## [Your task]
For this exercise, copy the records below exactly and exclude every image.

## [Source data]
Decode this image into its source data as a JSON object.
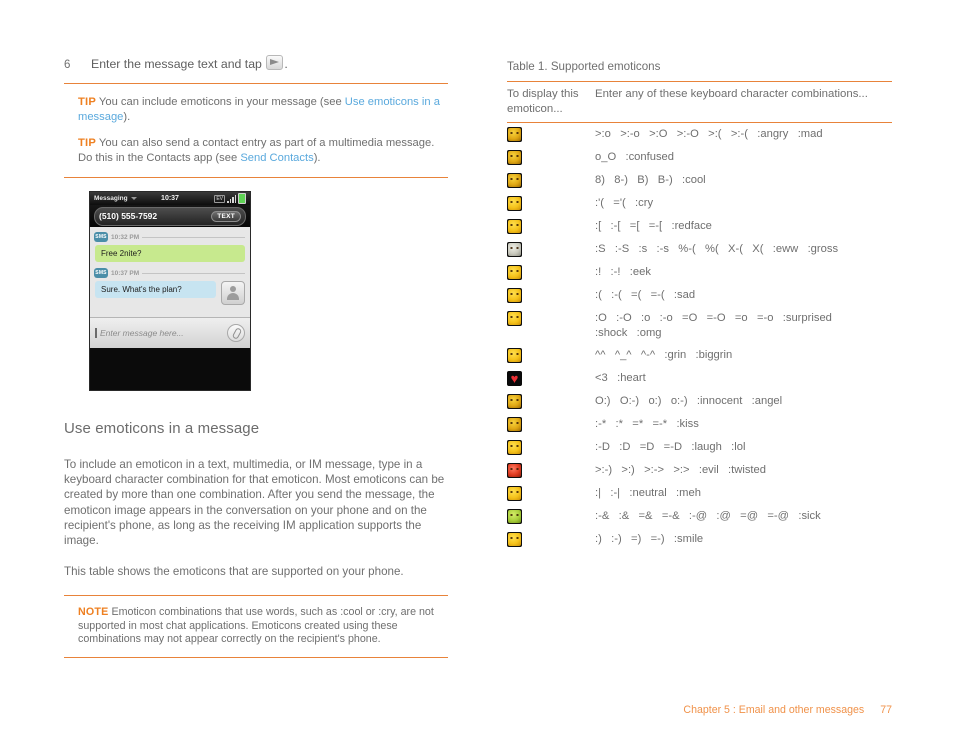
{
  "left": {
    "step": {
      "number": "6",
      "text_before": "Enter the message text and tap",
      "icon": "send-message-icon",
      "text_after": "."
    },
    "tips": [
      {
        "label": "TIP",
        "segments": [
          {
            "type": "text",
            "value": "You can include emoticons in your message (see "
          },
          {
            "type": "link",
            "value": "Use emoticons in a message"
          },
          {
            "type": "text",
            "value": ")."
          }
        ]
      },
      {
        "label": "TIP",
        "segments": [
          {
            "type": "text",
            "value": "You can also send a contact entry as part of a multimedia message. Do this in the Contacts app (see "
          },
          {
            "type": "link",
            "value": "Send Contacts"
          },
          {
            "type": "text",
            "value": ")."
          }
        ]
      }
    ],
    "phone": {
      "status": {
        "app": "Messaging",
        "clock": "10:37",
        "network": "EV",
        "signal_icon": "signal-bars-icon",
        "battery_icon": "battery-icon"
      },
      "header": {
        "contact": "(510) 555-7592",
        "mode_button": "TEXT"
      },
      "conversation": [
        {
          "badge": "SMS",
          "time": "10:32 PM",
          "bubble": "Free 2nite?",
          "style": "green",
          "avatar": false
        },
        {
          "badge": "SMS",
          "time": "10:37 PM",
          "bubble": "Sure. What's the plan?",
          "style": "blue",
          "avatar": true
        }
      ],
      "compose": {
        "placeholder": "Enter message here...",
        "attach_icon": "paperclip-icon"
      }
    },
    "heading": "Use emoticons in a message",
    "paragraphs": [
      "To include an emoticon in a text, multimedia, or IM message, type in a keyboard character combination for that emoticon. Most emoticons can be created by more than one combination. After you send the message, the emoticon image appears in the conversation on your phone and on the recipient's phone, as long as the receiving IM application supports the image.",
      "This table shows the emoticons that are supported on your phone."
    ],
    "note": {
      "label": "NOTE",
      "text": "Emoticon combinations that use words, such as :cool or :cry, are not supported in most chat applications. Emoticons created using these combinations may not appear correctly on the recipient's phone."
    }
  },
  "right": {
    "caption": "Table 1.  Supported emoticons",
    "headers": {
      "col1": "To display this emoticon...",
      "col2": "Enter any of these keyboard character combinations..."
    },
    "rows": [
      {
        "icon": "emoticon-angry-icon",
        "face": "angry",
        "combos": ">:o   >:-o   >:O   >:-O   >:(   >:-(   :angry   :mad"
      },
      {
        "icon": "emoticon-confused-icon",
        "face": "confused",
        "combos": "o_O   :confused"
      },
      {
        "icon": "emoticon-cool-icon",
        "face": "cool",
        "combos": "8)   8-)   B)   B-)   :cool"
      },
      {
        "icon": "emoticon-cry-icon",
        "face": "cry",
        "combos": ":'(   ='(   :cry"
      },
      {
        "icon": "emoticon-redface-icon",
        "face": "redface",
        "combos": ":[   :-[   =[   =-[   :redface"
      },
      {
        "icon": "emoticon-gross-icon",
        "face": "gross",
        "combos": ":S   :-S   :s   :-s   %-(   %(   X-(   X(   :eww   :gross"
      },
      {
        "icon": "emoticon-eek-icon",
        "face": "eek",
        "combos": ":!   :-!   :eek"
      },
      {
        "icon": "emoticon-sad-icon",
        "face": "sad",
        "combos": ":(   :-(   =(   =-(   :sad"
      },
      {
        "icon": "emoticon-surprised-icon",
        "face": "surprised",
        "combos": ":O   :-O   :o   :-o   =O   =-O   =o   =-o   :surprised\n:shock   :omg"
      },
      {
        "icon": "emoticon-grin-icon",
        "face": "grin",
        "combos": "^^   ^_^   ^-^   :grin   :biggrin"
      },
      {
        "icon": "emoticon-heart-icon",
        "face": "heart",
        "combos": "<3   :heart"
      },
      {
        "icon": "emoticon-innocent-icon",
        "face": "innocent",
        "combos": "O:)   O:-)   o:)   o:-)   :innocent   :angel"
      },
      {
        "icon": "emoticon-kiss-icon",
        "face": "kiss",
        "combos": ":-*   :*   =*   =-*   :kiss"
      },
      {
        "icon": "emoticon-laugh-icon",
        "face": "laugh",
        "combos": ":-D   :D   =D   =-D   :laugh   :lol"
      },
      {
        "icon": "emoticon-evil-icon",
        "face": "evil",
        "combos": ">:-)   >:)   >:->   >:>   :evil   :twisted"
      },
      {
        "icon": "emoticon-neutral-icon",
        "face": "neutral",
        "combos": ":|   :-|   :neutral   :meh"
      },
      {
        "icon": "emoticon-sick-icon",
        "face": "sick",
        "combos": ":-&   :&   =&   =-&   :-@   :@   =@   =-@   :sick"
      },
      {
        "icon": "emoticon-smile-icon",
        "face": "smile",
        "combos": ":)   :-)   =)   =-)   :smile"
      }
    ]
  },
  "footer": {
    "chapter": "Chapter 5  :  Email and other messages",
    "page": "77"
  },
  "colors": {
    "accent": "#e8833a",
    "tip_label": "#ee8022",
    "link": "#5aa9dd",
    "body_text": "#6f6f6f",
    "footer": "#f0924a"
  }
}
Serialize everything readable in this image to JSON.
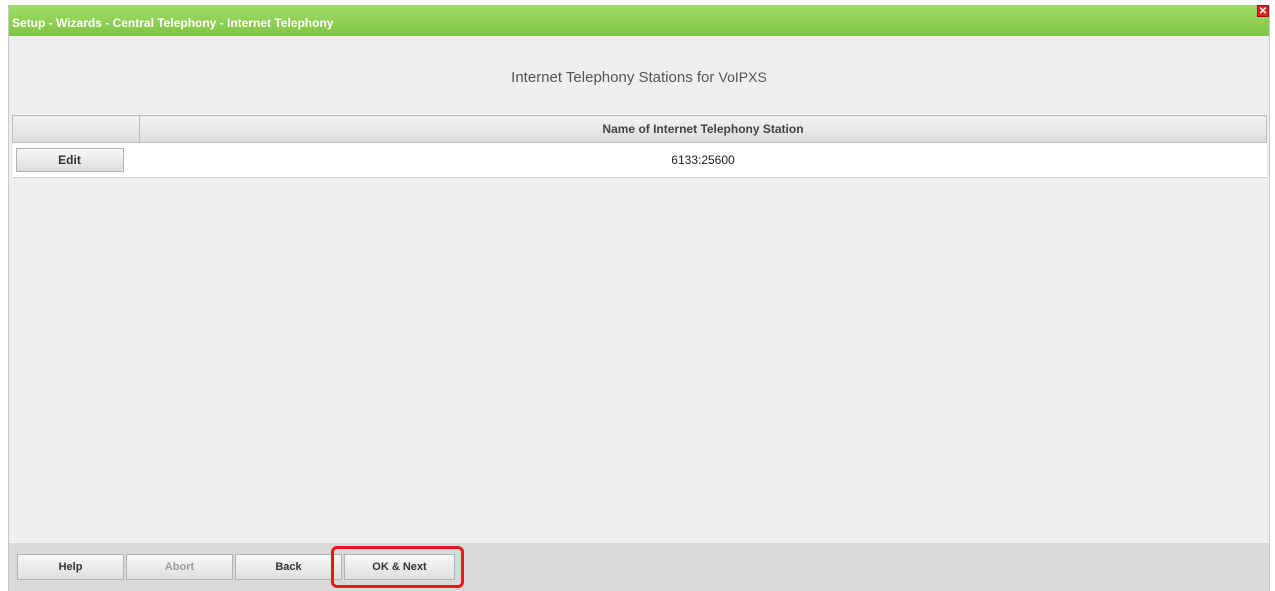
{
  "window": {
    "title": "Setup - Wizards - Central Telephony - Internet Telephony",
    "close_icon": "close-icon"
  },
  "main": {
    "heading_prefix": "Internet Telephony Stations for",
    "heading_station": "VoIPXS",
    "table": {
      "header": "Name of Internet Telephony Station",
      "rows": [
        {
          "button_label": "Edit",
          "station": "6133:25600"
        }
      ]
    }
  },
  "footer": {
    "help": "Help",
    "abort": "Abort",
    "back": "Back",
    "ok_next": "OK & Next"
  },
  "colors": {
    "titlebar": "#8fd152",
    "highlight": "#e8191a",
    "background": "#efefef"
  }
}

## [Answer to this task]
Decode this image into its source data as a JSON object.
{
  "left": {
    "step": {
      "number": "6",
      "text_before": "Enter the message text and tap",
      "icon": "send-message-icon",
      "text_after": "."
    },
    "tips": [
      {
        "label": "TIP",
        "segments": [
          {
            "type": "text",
            "value": "You can include emoticons in your message (see "
          },
          {
            "type": "link",
            "value": "Use emoticons in a message"
          },
          {
            "type": "text",
            "value": ")."
          }
        ]
      },
      {
        "label": "TIP",
        "segments": [
          {
            "type": "text",
            "value": "You can also send a contact entry as part of a multimedia message. Do this in the Contacts app (see "
          },
          {
            "type": "link",
            "value": "Send Contacts"
          },
          {
            "type": "text",
            "value": ")."
          }
        ]
      }
    ],
    "phone": {
      "status": {
        "app": "Messaging",
        "clock": "10:37",
        "network": "EV",
        "signal_icon": "signal-bars-icon",
        "battery_icon": "battery-icon"
      },
      "header": {
        "contact": "(510) 555-7592",
        "mode_button": "TEXT"
      },
      "conversation": [
        {
          "badge": "SMS",
          "time": "10:32 PM",
          "bubble": "Free 2nite?",
          "style": "green",
          "avatar": false
        },
        {
          "badge": "SMS",
          "time": "10:37 PM",
          "bubble": "Sure. What's the plan?",
          "style": "blue",
          "avatar": true
        }
      ],
      "compose": {
        "placeholder": "Enter message here...",
        "attach_icon": "paperclip-icon"
      }
    },
    "heading": "Use emoticons in a message",
    "paragraphs": [
      "To include an emoticon in a text, multimedia, or IM message, type in a keyboard character combination for that emoticon. Most emoticons can be created by more than one combination. After you send the message, the emoticon image appears in the conversation on your phone and on the recipient's phone, as long as the receiving IM application supports the image.",
      "This table shows the emoticons that are supported on your phone."
    ],
    "note": {
      "label": "NOTE",
      "text": "Emoticon combinations that use words, such as :cool or :cry, are not supported in most chat applications. Emoticons created using these combinations may not appear correctly on the recipient's phone."
    }
  },
  "right": {
    "caption": "Table 1.  Supported emoticons",
    "headers": {
      "col1": "To display this emoticon...",
      "col2": "Enter any of these keyboard character combinations..."
    },
    "rows": [
      {
        "icon": "emoticon-angry-icon",
        "face": "angry",
        "combos": ">:o   >:-o   >:O   >:-O   >:(   >:-(   :angry   :mad"
      },
      {
        "icon": "emoticon-confused-icon",
        "face": "confused",
        "combos": "o_O   :confused"
      },
      {
        "icon": "emoticon-cool-icon",
        "face": "cool",
        "combos": "8)   8-)   B)   B-)   :cool"
      },
      {
        "icon": "emoticon-cry-icon",
        "face": "cry",
        "combos": ":'(   ='(   :cry"
      },
      {
        "icon": "emoticon-redface-icon",
        "face": "redface",
        "combos": ":[   :-[   =[   =-[   :redface"
      },
      {
        "icon": "emoticon-gross-icon",
        "face": "gross",
        "combos": ":S   :-S   :s   :-s   %-(   %(   X-(   X(   :eww   :gross"
      },
      {
        "icon": "emoticon-eek-icon",
        "face": "eek",
        "combos": ":!   :-!   :eek"
      },
      {
        "icon": "emoticon-sad-icon",
        "face": "sad",
        "combos": ":(   :-(   =(   =-(   :sad"
      },
      {
        "icon": "emoticon-surprised-icon",
        "face": "surprised",
        "combos": ":O   :-O   :o   :-o   =O   =-O   =o   =-o   :surprised\n:shock   :omg"
      },
      {
        "icon": "emoticon-grin-icon",
        "face": "grin",
        "combos": "^^   ^_^   ^-^   :grin   :biggrin"
      },
      {
        "icon": "emoticon-heart-icon",
        "face": "heart",
        "combos": "<3   :heart"
      },
      {
        "icon": "emoticon-innocent-icon",
        "face": "innocent",
        "combos": "O:)   O:-)   o:)   o:-)   :innocent   :angel"
      },
      {
        "icon": "emoticon-kiss-icon",
        "face": "kiss",
        "combos": ":-*   :*   =*   =-*   :kiss"
      },
      {
        "icon": "emoticon-laugh-icon",
        "face": "laugh",
        "combos": ":-D   :D   =D   =-D   :laugh   :lol"
      },
      {
        "icon": "emoticon-evil-icon",
        "face": "evil",
        "combos": ">:-)   >:)   >:->   >:>   :evil   :twisted"
      },
      {
        "icon": "emoticon-neutral-icon",
        "face": "neutral",
        "combos": ":|   :-|   :neutral   :meh"
      },
      {
        "icon": "emoticon-sick-icon",
        "face": "sick",
        "combos": ":-&   :&   =&   =-&   :-@   :@   =@   =-@   :sick"
      },
      {
        "icon": "emoticon-smile-icon",
        "face": "smile",
        "combos": ":)   :-)   =)   =-)   :smile"
      }
    ]
  },
  "footer": {
    "chapter": "Chapter 5  :  Email and other messages",
    "page": "77"
  },
  "colors": {
    "accent": "#e8833a",
    "tip_label": "#ee8022",
    "link": "#5aa9dd",
    "body_text": "#6f6f6f",
    "footer": "#f0924a"
  }
}
Serialize everything readable in this image to JSON.
{
  "window": {
    "title": "Setup - Wizards - Central Telephony - Internet Telephony",
    "close_icon": "close-icon"
  },
  "main": {
    "heading_prefix": "Internet Telephony Stations for",
    "heading_station": "VoIPXS",
    "table": {
      "header": "Name of Internet Telephony Station",
      "rows": [
        {
          "button_label": "Edit",
          "station": "6133:25600"
        }
      ]
    }
  },
  "footer": {
    "help": "Help",
    "abort": "Abort",
    "back": "Back",
    "ok_next": "OK & Next"
  },
  "colors": {
    "titlebar": "#8fd152",
    "highlight": "#e8191a",
    "background": "#efefef"
  }
}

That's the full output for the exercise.